You take a thick, lengthy piece of bacon out of the package, only to have it shrink to half its original size during cooking. It's a bummer for breakfast.
Bacon shrinks due to its fat content, according to Bacon Scouts. As it cooks, the fat drains out, shrinking the strip of bacon.
The higher the fat content, the more probable shrinking will occur. Cheaper cuts are higher in fat and thus shrink more.
The website says to look for bacon with mostly pink meat, which is a sign of better quality. Too much white means too much fat.
Surprisingly, the bacon-obsessed site also blames the shrinking on the higher amount of water in the cheaper bacon from the supermarket.
While bacon appears thick and robust in the supermarket, the water quickly evaporates upon contact with a hot pan.
The website advocates obtaining high-quality bacon from a butcher once more.
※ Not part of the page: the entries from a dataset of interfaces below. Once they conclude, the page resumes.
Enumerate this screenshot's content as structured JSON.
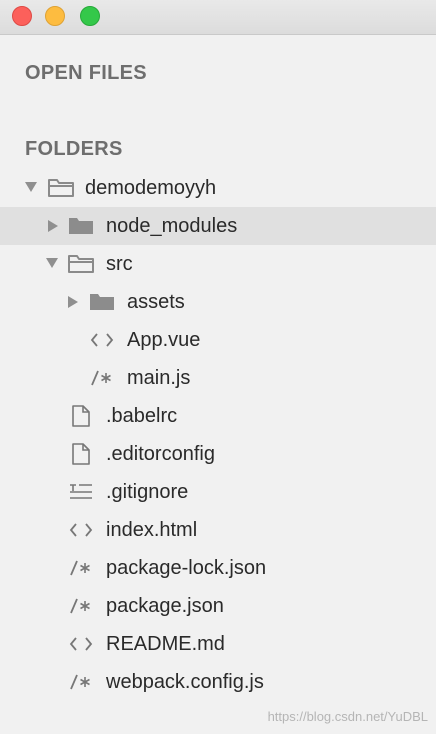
{
  "window": {
    "buttons": {
      "close": "close-button",
      "minimize": "minimize-button",
      "maximize": "zoom-button"
    }
  },
  "sidebar": {
    "open_files_title": "OPEN FILES",
    "folders_title": "FOLDERS",
    "tree": [
      {
        "label": "demodemoyyh",
        "type": "folder",
        "expanded": true,
        "icon": "folder-open-icon"
      },
      {
        "label": "node_modules",
        "type": "folder",
        "expanded": false,
        "selected": true,
        "icon": "folder-icon"
      },
      {
        "label": "src",
        "type": "folder",
        "expanded": true,
        "icon": "folder-open-icon"
      },
      {
        "label": "assets",
        "type": "folder",
        "expanded": false,
        "icon": "folder-icon"
      },
      {
        "label": "App.vue",
        "type": "file",
        "icon": "code-file-icon"
      },
      {
        "label": "main.js",
        "type": "file",
        "icon": "comment-file-icon"
      },
      {
        "label": ".babelrc",
        "type": "file",
        "icon": "document-icon"
      },
      {
        "label": ".editorconfig",
        "type": "file",
        "icon": "document-icon"
      },
      {
        "label": ".gitignore",
        "type": "file",
        "icon": "text-lines-icon"
      },
      {
        "label": "index.html",
        "type": "file",
        "icon": "code-file-icon"
      },
      {
        "label": "package-lock.json",
        "type": "file",
        "icon": "comment-file-icon"
      },
      {
        "label": "package.json",
        "type": "file",
        "icon": "comment-file-icon"
      },
      {
        "label": "README.md",
        "type": "file",
        "icon": "code-file-icon"
      },
      {
        "label": "webpack.config.js",
        "type": "file",
        "icon": "comment-file-icon"
      }
    ]
  },
  "watermark": "https://blog.csdn.net/YuDBL"
}
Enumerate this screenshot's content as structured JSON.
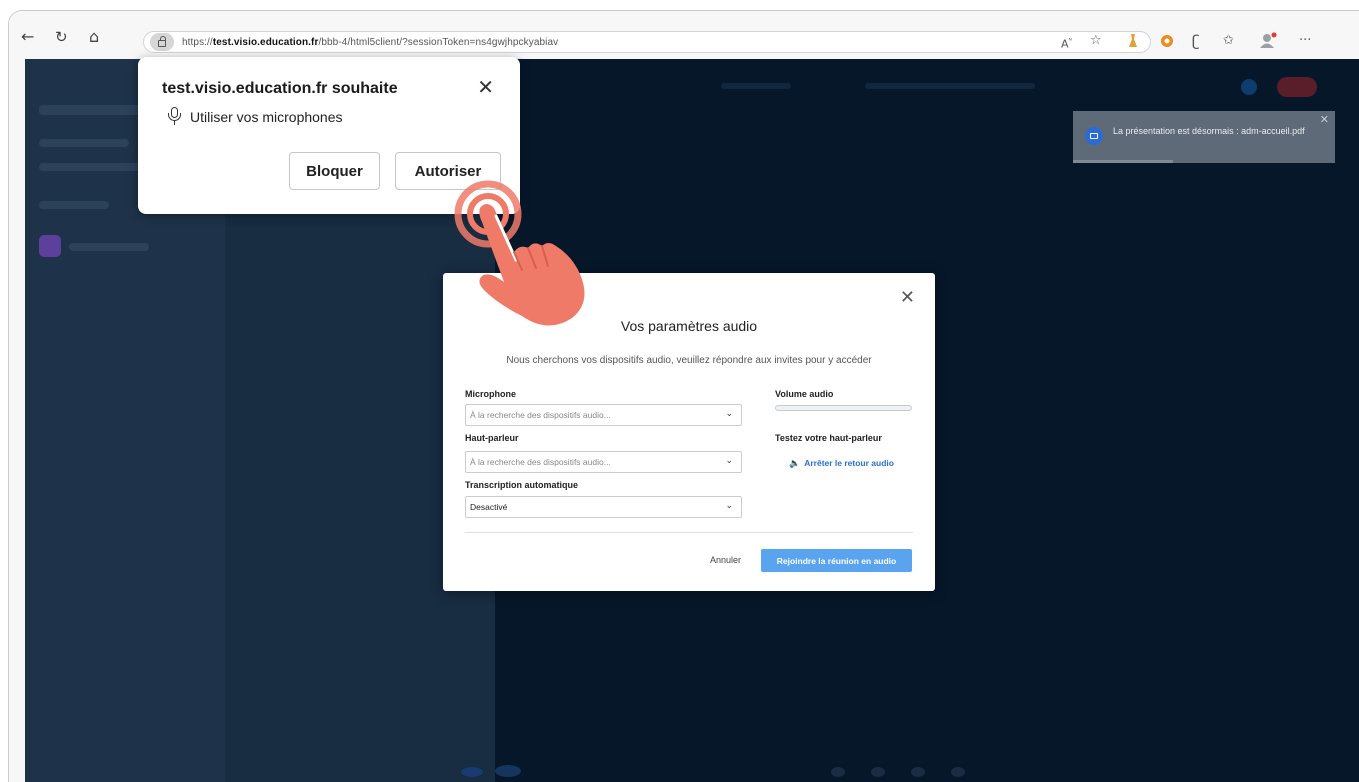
{
  "browser": {
    "url_prefix": "https://",
    "url_host": "test.visio.education.fr",
    "url_path": "/bbb-4/html5client/?sessionToken=ns4gwjhpckyabiav",
    "icons": [
      "back-icon",
      "refresh-icon",
      "home-icon",
      "lock-icon",
      "read-aloud-icon",
      "favorite-star-icon",
      "extension-icon",
      "extension-icon",
      "copilot-icon",
      "favorites-icon",
      "profile-icon",
      "more-icon"
    ]
  },
  "permission_prompt": {
    "title": "test.visio.education.fr souhaite",
    "request": "Utiliser vos microphones",
    "block_label": "Bloquer",
    "allow_label": "Autoriser",
    "close_glyph": "✕"
  },
  "toast": {
    "message": "La présentation est désormais : adm-accueil.pdf",
    "close_glyph": "✕"
  },
  "audio_modal": {
    "title": "Vos paramètres audio",
    "subtitle": "Nous cherchons vos dispositifs audio, veuillez répondre aux invites pour y accéder",
    "close_glyph": "✕",
    "microphone": {
      "label": "Microphone",
      "value": "À la recherche des dispositifs audio..."
    },
    "speaker": {
      "label": "Haut-parleur",
      "value": "À la recherche des dispositifs audio..."
    },
    "transcription": {
      "label": "Transcription automatique",
      "value": "Desactivé"
    },
    "volume_label": "Volume audio",
    "volume_level": 0,
    "test_label": "Testez votre haut-parleur",
    "stop_echo_label": "Arrêter le retour audio",
    "cancel_label": "Annuler",
    "join_label": "Rejoindre la réunion en audio"
  },
  "colors": {
    "page_bg": "#06172a",
    "join_button": "#5aa3ef",
    "link": "#2a6fd1",
    "hand_highlight": "#f07a68"
  }
}
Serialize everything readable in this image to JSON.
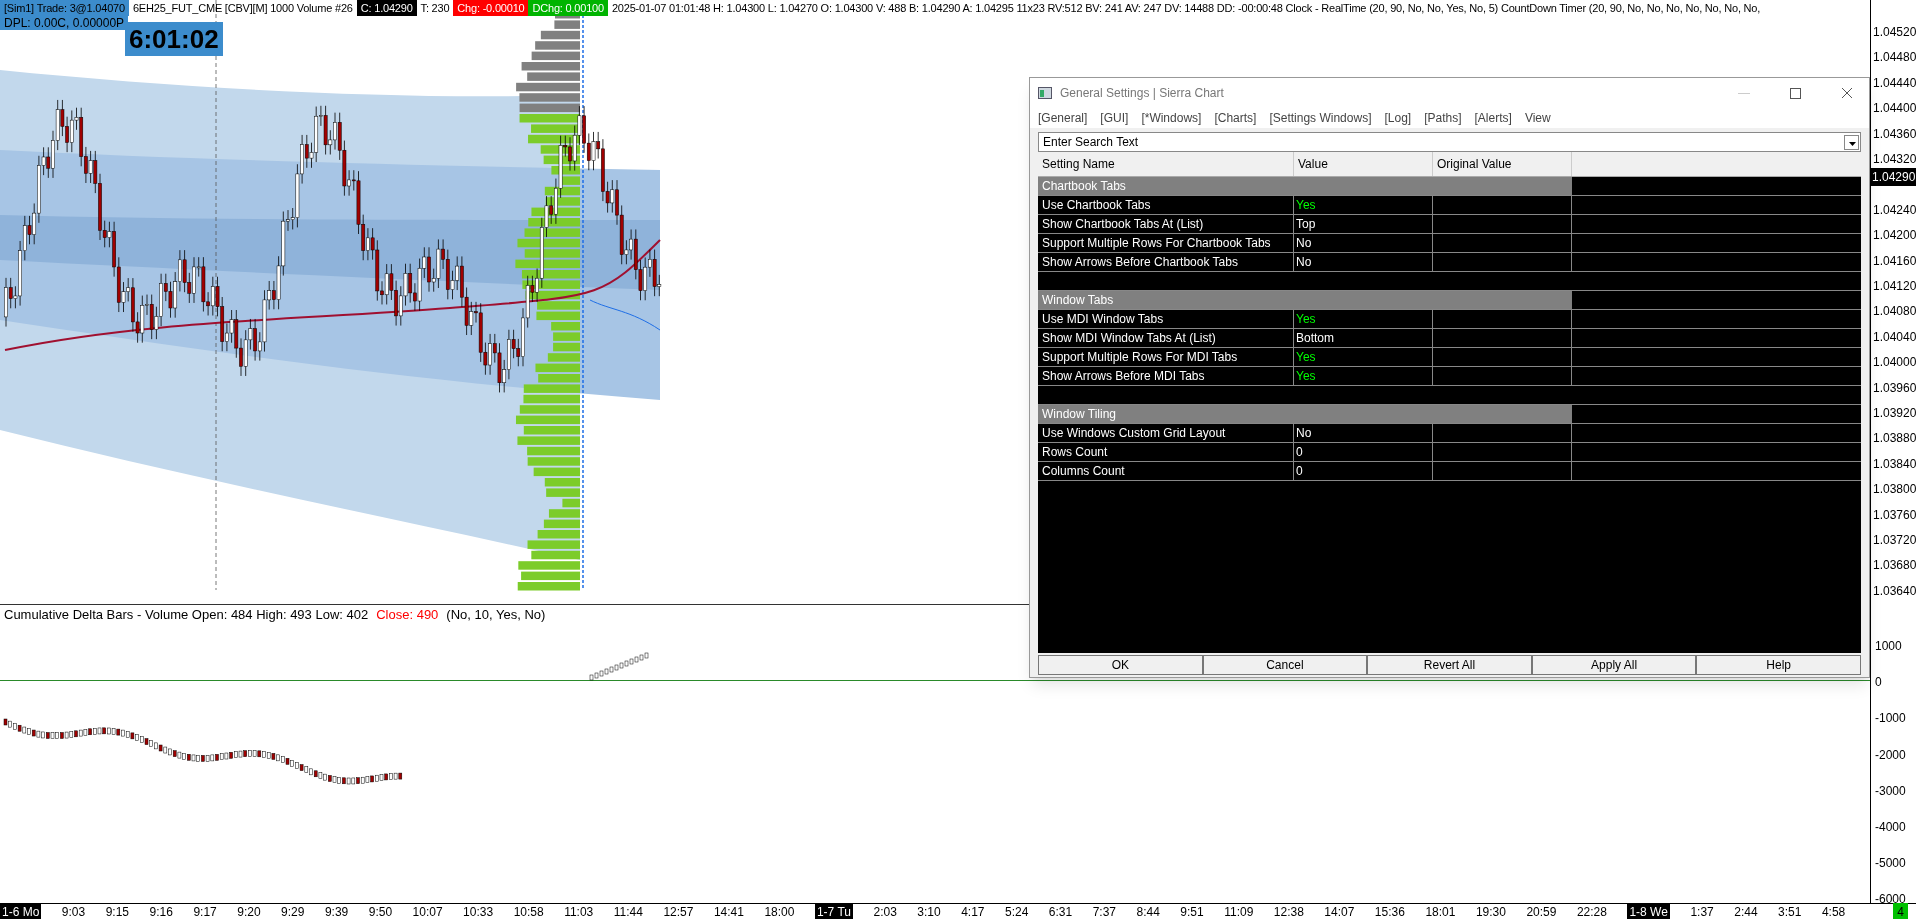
{
  "header": {
    "segments": [
      {
        "text": "[Sim1]  Trade: 3@1.04070",
        "kind": "blue"
      },
      {
        "text": "6EH25_FUT_CME [CBV][M]  1000 Volume #26",
        "kind": "plain"
      },
      {
        "text": "C: 1.04290",
        "kind": "black"
      },
      {
        "text": "T: 230",
        "kind": "plain"
      },
      {
        "text": "Chg: -0.00010",
        "kind": "red"
      },
      {
        "text": "DChg: 0.00100",
        "kind": "green"
      },
      {
        "text": "2025-01-07 01:01:48 H: 1.04300 L: 1.04270 O: 1.04300 V: 488 B: 1.04290 A: 1.04295 11x23 RV:512 BV: 241 AV: 247 DV: 14488 DD: -00:00:48 Clock - RealTime   (20, 90, No, No, Yes, No, 5)  CountDown Timer   (20, 90, No, No, No, No, No, No, No,",
        "kind": "plain"
      }
    ],
    "dpl": "DPL: 0.00C, 0.00000P"
  },
  "clock": "6:01:02",
  "price_axis": {
    "labels": [
      "1.04520",
      "1.04480",
      "1.04440",
      "1.04400",
      "1.04360",
      "1.04320",
      "1.04240",
      "1.04200",
      "1.04160",
      "1.04120",
      "1.04080",
      "1.04040",
      "1.04000",
      "1.03960",
      "1.03920",
      "1.03880",
      "1.03840",
      "1.03800",
      "1.03760",
      "1.03720",
      "1.03680",
      "1.03640"
    ],
    "current": "1.04290"
  },
  "subgraph": {
    "segments": [
      {
        "text": "Cumulative Delta Bars - Volume  Open: 484  High: 493  Low: 402",
        "kind": "plain"
      },
      {
        "text": "Close: 490",
        "kind": "red"
      },
      {
        "text": "(No, 10, Yes, No)",
        "kind": "plain"
      }
    ],
    "axis": [
      "1000",
      "0",
      "-1000",
      "-2000",
      "-3000",
      "-4000",
      "-5000",
      "-6000"
    ]
  },
  "time_axis": [
    {
      "text": "1-6 Mo",
      "kind": "date"
    },
    {
      "text": "9:03",
      "kind": "time"
    },
    {
      "text": "9:15",
      "kind": "time"
    },
    {
      "text": "9:16",
      "kind": "time"
    },
    {
      "text": "9:17",
      "kind": "time"
    },
    {
      "text": "9:20",
      "kind": "time"
    },
    {
      "text": "9:29",
      "kind": "time"
    },
    {
      "text": "9:39",
      "kind": "time"
    },
    {
      "text": "9:50",
      "kind": "time"
    },
    {
      "text": "10:07",
      "kind": "time"
    },
    {
      "text": "10:33",
      "kind": "time"
    },
    {
      "text": "10:58",
      "kind": "time"
    },
    {
      "text": "11:03",
      "kind": "time"
    },
    {
      "text": "11:44",
      "kind": "time"
    },
    {
      "text": "12:57",
      "kind": "time"
    },
    {
      "text": "14:41",
      "kind": "time"
    },
    {
      "text": "18:00",
      "kind": "time"
    },
    {
      "text": "1-7 Tu",
      "kind": "date"
    },
    {
      "text": "2:03",
      "kind": "time"
    },
    {
      "text": "3:10",
      "kind": "time"
    },
    {
      "text": "4:17",
      "kind": "time"
    },
    {
      "text": "5:24",
      "kind": "time"
    },
    {
      "text": "6:31",
      "kind": "time"
    },
    {
      "text": "7:37",
      "kind": "time"
    },
    {
      "text": "8:44",
      "kind": "time"
    },
    {
      "text": "9:51",
      "kind": "time"
    },
    {
      "text": "11:09",
      "kind": "time"
    },
    {
      "text": "12:38",
      "kind": "time"
    },
    {
      "text": "14:07",
      "kind": "time"
    },
    {
      "text": "15:36",
      "kind": "time"
    },
    {
      "text": "18:01",
      "kind": "time"
    },
    {
      "text": "19:30",
      "kind": "time"
    },
    {
      "text": "20:59",
      "kind": "time"
    },
    {
      "text": "22:28",
      "kind": "time"
    },
    {
      "text": "1-8 We",
      "kind": "date"
    },
    {
      "text": "1:37",
      "kind": "time"
    },
    {
      "text": "2:44",
      "kind": "time"
    },
    {
      "text": "3:51",
      "kind": "time"
    },
    {
      "text": "4:58",
      "kind": "time"
    }
  ],
  "corner_badge": "4",
  "dialog": {
    "title": "General Settings | Sierra Chart",
    "menu": [
      "[General]",
      "[GUI]",
      "[*Windows]",
      "[Charts]",
      "[Settings Windows]",
      "[Log]",
      "[Paths]",
      "[Alerts]",
      "View"
    ],
    "search": {
      "placeholder": "Enter Search Text"
    },
    "columns": [
      "Setting Name",
      "Value",
      "Original Value"
    ],
    "rows": [
      {
        "kind": "section",
        "name": "Chartbook Tabs"
      },
      {
        "kind": "setting",
        "name": "Use Chartbook Tabs",
        "value": "Yes",
        "color": "#00ff00"
      },
      {
        "kind": "setting",
        "name": "Show Chartbook Tabs At (List)",
        "value": "Top",
        "color": "#ffffff"
      },
      {
        "kind": "setting",
        "name": "Support Multiple Rows For Chartbook Tabs",
        "value": "No",
        "color": "#ffffff"
      },
      {
        "kind": "setting",
        "name": "Show Arrows Before Chartbook Tabs",
        "value": "No",
        "color": "#ffffff"
      },
      {
        "kind": "spacer"
      },
      {
        "kind": "section",
        "name": "Window Tabs"
      },
      {
        "kind": "setting",
        "name": "Use MDI Window Tabs",
        "value": "Yes",
        "color": "#00ff00"
      },
      {
        "kind": "setting",
        "name": "Show MDI Window Tabs At (List)",
        "value": "Bottom",
        "color": "#ffffff"
      },
      {
        "kind": "setting",
        "name": "Support Multiple Rows For MDI Tabs",
        "value": "Yes",
        "color": "#00ff00"
      },
      {
        "kind": "setting",
        "name": "Show Arrows Before MDI Tabs",
        "value": "Yes",
        "color": "#00ff00"
      },
      {
        "kind": "spacer"
      },
      {
        "kind": "section",
        "name": "Window Tiling"
      },
      {
        "kind": "setting",
        "name": "Use Windows Custom Grid Layout",
        "value": "No",
        "color": "#ffffff"
      },
      {
        "kind": "setting",
        "name": "Rows Count",
        "value": "0",
        "color": "#ffffff"
      },
      {
        "kind": "setting",
        "name": "Columns Count",
        "value": "0",
        "color": "#ffffff"
      }
    ],
    "buttons": [
      "OK",
      "Cancel",
      "Revert All",
      "Apply All",
      "Help"
    ]
  }
}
The more expensive cuts are justified by the superior bacon.
Getting bacon from a local, quality butcher not only yields a slab that is less fatty and not inflated with water, but also reduces the amount of preservatives.